The psalmist knows how his heart (the Hebrew word for our deep center of longing) can quickly look to heaven or over the horizon for the assurance it seeks. Like a nursing lamb that anxiously scurries after its mother and is always vigilant to her whereabouts, we can busy ourselves looking for God – and in the process overlook his presence! A weaned lamb is by contrast calm and quiet, set free from urgency and able to fully rest in God’s care.

JOHN 7:37-39

37 On the last day of the festival, the great day, while Jesus was standing there, he cried out, “Let anyone who is thirsty come to me, 38 and let the one who believes in me drink. As the scripture has said, ‘Out of the believer’s heart shall flow rivers of living water.’” 39 Now he said this about the Spirit, which believers in him were to receive; for as yet there was no Spirit, because Jesus was not yet glorified.

The author of the Fourth Gospel was very careful in setting his portrait of Jesus inside a framework that revealed both his messianic relevance to Judaism and his universal relevance to the human spiritual quest. By reconstructing the “life and message” of Jesus into the Jewish yearly cycle of festivals, the author translates his significance in terms of Deliverance, Covenant, Atonement, and Kingdom of God – the major phases and layers in the identity of his people.

Water is a powerful archetype throughout the Bible – from the primordial waters of chaos, which according to Genesis is the only thing God did not create, and the streams that flowed through the garden of paradise; to the parting sea that made way for the Hebrew fugitives; to the cool refreshment that sprung from a rock in the desert; to the Jordan River that marked their entry into the Promised Land; and on into the numerous uses of water in daily hygiene and ritual purification before meals and sacred ceremonies.

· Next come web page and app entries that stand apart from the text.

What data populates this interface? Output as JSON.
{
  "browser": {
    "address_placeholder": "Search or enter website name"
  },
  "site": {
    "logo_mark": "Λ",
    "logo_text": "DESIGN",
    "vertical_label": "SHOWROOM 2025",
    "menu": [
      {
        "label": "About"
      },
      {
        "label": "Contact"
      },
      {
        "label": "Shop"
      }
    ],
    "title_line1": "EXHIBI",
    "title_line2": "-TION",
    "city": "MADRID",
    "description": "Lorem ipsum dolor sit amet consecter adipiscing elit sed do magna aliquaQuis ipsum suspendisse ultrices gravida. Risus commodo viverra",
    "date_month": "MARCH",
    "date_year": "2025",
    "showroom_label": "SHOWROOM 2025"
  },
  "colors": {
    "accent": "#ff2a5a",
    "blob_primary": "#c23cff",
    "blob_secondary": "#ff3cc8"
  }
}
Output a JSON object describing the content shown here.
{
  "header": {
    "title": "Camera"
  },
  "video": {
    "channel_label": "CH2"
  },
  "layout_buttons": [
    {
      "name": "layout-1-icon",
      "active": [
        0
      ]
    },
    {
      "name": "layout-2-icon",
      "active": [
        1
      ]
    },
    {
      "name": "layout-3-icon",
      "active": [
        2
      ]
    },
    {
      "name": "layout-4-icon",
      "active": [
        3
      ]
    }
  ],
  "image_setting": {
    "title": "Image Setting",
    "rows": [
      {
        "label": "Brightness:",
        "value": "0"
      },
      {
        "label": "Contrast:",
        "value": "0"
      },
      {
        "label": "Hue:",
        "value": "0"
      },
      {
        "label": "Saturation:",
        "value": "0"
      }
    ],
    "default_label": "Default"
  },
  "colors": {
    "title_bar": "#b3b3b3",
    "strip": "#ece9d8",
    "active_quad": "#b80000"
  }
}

There is every indication that Jesus took inspiration for his kingdom movement from the OT prophets, and his greatest influence was Isaiah. The Bible book by the same name actually spans almost two centuries, with the themes of the eighth-century BCE “First Isaiah” taken up and developed by “Second Isaiah” during the Babylonian Exile (c. 540 BCE), and then further adapted by the so-called “Third Isaiah” after the exiles returned to Jerusalem  (c. 525 BCE). The major lines of concern for all three writers have to do with social justice on behalf of the poor, suffering, and marginalized populations of empire.

In Isaiah 55 (Second Isaiah) we read:

Ho, everyone who thirsts,
    come to the waters;
and you that have no money,
    come, buy and eat!
Come, buy wine and milk
    without money and without price.
Why do you spend your money for that which is not bread,
    and your labor for that which does not satisfy?
Listen carefully to me, and eat what is good,
    and delight yourselves in rich food.
Incline your ear, and come to me;
    listen, so that you may live.

This sounds very much like what the Fourth Gospel has Jesus say as he calls out into the marketplace. As the religious ceremony is wrapping up and people are on their way home, Jesus invites them to an experience that is inwardly deep (the heart-center of faith, longing, and love) in contrast to the public liturgy of the festival.

External religion is not sufficient to satisfy human spiritual need. No matter how interesting or necessary religion can make itself for the individual, however many relevant services it can offer the religious consumer, it cannot save us or make us whole. The difference between (outward) religion and (inward) spirituality is like the difference between using water to wash dirt off your skin and taking a long drink after working hard in the sun.